|Friday, 06 July 2012 13:58|
A couple of days ago, after it was announced very publicly that Anderson Cooper"s sexual orientation is "gay," I wrote a post saying, basically, "So what? Is this news?" I didn"t believe it was a genuine news story. I felt it was no big deal: He"s gay. Who cares?
Well, I suppose the moral of this story is that what is largely irrelevant to some people can be big news for others. I should have remembered that when I came out as a transitioning woman, I was doing so to raise awareness about people like me with gender dysphoria. Now that I have been doing it for four years and counting, it"s old hat.
And, I have lots of gay and lesbian and bisexual and transgender acquaintances and friends, most of whom are out. So, it"s no surprise that I simply shrugged when I heard about Anderson.

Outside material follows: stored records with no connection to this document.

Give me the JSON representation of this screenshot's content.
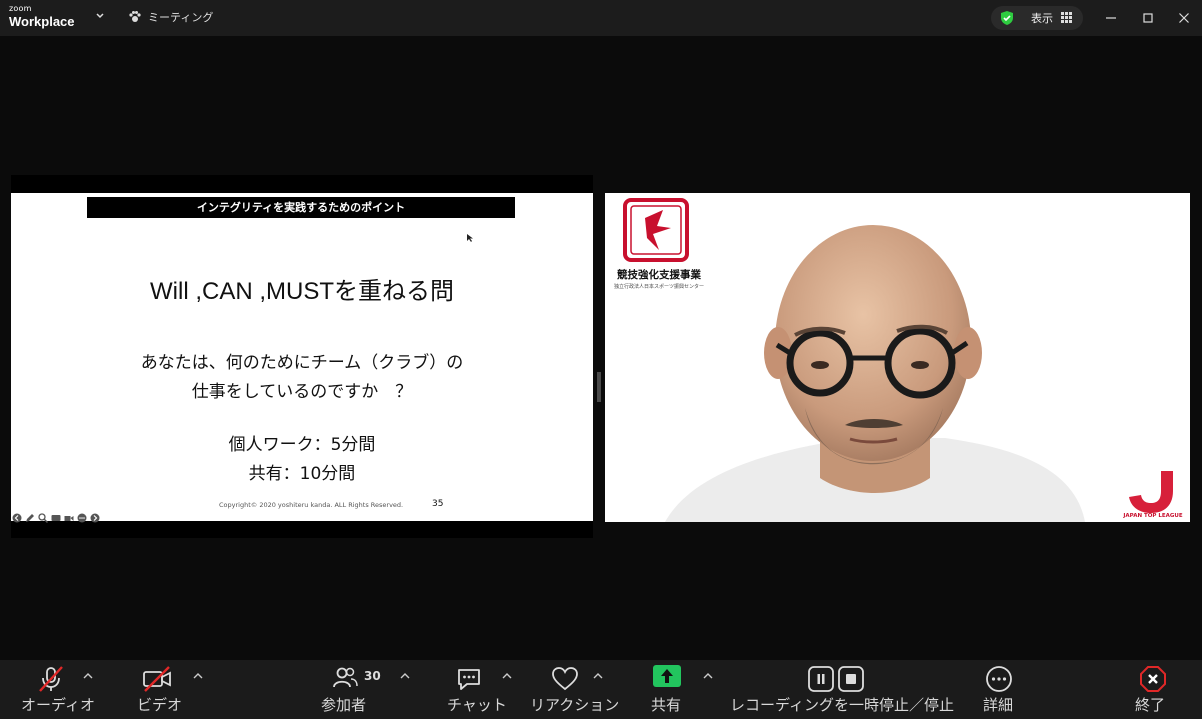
{
  "app": {
    "brand_small": "zoom",
    "brand_large": "Workplace"
  },
  "titlebar": {
    "meeting_label": "ミーティング",
    "view_label": "表示"
  },
  "slide": {
    "header": "インテグリティを実践するためのポイント",
    "title": "Will ,CAN ,MUSTを重ねる問",
    "question_line1": "あなたは、何のためにチーム（クラブ）の",
    "question_line2": "仕事をしているのですか　？",
    "work_line1": "個人ワーク：5分間",
    "work_line2": "共有：10分間",
    "copyright": "Copyright© 2020 yoshiteru kanda. ALL Rights Reserved.",
    "page_number": "35"
  },
  "video": {
    "org_name": "競技強化支援事業",
    "org_subtitle": "独立行政法人日本スポーツ振興センター",
    "league_label": "JAPAN TOP LEAGUE"
  },
  "toolbar": {
    "audio_label": "オーディオ",
    "video_label": "ビデオ",
    "participants_label": "参加者",
    "participants_count": "30",
    "chat_label": "チャット",
    "reaction_label": "リアクション",
    "share_label": "共有",
    "recording_label": "レコーディングを一時停止／停止",
    "more_label": "詳細",
    "end_label": "終了"
  },
  "colors": {
    "share_green": "#22c55e",
    "end_red": "#e02828",
    "shield_green": "#2ecc40",
    "brand_red": "#c8102e"
  }
}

I still maintain that, ideally speaking, a person"s sexual orientation or gender identity should be no big deal to the world at large. I would still like to see everyone be "ho-humm" about it all. But the fact is, a lot of LGBT people do still live in the closet. They"re afraid to come out, they"re afraid of the very real discrimination that still exists in this world.
I"ve been reading a good article by John M. Becker on the LGBTQ Nation site. He explains why Anderson"s coming-out announcement is important news (to some), and why it matters. Here"s a brief excerpt, but I urge you to read the full article:
Writes John: "In our heterosexist culture, straight people feel no obligation to keep any details of their love lives private. We"re surrounded by art, music, literature, drama, and media dissecting, lamenting, and extolling every facet of love between opposite-sex couples. How often do we hear about the boyfriends/girlfriends, fiancees, spouses, or even the one-night stands of everyone from our straight friends and co-workers to heterosexual celebrities, major and minor? Yet as soon as LGBT people enter into the discussion, love and sexuality become a matter of a person"s "private life?" Give me a break. What it really boils down to is that LGBT people and couples feel pressure to keep our love and relationships private in order to avoid making straight people uncomfortable."
Good points, John.
I live a bit of a charmed life. Not only am I fully out as both a woman who has transitioned and as a bisexual person, I do share details about my love life. My colleagues, friends and readers hear about my boyfriends and girlfriends, and about other parts of my private life. I don"t face any real discrimination, because I live in a tolerant society and work with good, good people.
But I understand that many LGBT people are still afraid, and have good reasons to be afraid, and that Anderson"s announcement may be an inspiration for them. It will also help in the struggle for equal rights in the United States, because God knows, they have a ways to go in some states yet.
I yearn for the day when everyone will have the freedom I have, and I do believe it will come.